== Study material

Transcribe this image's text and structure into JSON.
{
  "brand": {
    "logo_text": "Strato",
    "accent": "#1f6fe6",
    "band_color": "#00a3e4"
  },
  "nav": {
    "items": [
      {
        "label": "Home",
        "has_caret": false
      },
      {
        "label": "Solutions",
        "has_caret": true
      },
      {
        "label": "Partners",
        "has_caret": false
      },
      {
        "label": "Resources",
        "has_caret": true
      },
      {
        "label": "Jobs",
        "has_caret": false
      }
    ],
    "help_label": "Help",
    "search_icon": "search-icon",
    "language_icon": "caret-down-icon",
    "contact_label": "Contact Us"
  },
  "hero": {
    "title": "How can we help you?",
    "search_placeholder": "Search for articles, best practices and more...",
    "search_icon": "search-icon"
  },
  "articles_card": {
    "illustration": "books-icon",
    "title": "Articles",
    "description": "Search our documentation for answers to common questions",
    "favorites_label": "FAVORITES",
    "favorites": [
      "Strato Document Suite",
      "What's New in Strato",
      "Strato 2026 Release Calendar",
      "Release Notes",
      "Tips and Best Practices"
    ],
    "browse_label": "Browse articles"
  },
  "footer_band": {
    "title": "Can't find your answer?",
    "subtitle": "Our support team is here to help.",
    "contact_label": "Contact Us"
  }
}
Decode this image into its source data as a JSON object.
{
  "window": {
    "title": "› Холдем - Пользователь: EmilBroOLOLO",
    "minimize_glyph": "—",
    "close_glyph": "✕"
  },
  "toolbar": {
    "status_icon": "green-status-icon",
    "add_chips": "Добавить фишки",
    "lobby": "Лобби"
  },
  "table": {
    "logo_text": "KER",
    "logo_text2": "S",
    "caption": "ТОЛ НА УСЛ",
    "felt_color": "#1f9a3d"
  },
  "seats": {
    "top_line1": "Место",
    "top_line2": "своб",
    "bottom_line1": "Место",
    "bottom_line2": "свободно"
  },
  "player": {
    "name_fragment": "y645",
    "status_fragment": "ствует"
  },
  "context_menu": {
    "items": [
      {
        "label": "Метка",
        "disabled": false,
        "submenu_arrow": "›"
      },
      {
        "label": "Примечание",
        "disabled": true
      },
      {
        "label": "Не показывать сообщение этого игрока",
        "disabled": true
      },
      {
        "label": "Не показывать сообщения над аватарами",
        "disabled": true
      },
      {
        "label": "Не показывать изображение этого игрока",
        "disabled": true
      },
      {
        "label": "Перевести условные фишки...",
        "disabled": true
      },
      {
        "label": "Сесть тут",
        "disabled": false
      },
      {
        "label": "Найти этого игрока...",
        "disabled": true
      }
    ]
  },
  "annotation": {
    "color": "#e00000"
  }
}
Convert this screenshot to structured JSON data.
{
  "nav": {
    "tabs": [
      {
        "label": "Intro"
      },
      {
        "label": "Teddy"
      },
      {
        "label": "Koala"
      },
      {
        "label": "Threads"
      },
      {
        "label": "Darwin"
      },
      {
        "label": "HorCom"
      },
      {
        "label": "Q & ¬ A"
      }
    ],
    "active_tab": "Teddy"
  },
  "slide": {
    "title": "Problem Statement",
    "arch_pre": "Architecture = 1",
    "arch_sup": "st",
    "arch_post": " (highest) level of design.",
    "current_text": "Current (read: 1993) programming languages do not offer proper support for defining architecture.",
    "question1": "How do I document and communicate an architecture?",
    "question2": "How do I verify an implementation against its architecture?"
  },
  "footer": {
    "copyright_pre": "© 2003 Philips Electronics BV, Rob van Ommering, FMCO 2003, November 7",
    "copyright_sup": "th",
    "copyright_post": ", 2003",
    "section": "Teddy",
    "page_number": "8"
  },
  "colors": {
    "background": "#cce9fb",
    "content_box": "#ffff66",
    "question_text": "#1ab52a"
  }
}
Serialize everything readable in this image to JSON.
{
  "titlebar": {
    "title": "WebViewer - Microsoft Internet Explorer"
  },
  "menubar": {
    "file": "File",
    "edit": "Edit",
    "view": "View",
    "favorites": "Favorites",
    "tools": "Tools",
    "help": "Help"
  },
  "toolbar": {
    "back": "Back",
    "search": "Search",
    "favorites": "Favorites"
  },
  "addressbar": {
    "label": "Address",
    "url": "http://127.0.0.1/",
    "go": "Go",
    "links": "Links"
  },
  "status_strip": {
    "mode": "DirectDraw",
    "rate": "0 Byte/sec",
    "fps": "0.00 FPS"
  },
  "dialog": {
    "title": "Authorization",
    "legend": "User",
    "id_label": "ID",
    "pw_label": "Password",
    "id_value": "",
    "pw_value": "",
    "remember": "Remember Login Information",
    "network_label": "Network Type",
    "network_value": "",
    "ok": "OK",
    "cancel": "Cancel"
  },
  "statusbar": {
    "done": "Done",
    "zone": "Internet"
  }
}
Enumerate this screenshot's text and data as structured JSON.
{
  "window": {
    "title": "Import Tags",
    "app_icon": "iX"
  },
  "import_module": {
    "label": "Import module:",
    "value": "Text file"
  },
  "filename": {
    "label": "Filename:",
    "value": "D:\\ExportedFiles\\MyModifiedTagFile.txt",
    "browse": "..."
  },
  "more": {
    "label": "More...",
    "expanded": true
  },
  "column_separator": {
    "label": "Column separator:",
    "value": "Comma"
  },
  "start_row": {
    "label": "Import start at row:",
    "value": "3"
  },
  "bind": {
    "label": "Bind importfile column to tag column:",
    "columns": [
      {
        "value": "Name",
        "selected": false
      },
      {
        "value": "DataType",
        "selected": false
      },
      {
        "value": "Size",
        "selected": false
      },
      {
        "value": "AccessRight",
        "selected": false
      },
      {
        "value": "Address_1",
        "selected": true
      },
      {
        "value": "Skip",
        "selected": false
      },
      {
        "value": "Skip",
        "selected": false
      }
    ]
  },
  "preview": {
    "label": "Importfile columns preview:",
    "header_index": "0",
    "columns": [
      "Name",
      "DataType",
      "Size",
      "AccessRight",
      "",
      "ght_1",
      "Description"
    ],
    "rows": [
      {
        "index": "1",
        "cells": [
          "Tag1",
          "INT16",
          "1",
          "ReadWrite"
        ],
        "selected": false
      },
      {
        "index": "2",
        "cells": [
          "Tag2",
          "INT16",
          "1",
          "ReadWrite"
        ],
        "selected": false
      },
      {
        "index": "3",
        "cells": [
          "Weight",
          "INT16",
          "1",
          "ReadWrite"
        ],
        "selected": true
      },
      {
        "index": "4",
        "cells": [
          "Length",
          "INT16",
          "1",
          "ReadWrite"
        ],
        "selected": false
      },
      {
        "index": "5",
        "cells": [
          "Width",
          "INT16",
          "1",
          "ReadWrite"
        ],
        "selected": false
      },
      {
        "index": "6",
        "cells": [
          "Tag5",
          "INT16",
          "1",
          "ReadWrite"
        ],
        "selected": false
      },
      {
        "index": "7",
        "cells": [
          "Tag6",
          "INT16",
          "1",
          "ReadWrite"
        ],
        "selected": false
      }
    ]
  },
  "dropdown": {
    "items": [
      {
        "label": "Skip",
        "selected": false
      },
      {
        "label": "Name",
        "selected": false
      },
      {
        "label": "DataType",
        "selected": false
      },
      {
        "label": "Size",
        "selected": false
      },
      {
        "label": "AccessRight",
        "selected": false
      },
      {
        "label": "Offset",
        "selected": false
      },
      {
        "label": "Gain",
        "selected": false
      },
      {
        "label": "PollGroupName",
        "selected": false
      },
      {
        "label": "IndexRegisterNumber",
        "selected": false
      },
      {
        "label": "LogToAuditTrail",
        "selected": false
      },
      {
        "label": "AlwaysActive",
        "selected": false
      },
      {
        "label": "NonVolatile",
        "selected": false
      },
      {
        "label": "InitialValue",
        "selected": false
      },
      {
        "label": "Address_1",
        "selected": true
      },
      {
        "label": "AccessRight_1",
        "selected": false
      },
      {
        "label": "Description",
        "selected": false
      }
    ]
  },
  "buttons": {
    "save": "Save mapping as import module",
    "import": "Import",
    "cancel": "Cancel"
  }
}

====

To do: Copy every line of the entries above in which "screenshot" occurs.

Task solution:
Convert this screenshot to structured JSON data.
Enumerate this screenshot's text and data as structured JSON.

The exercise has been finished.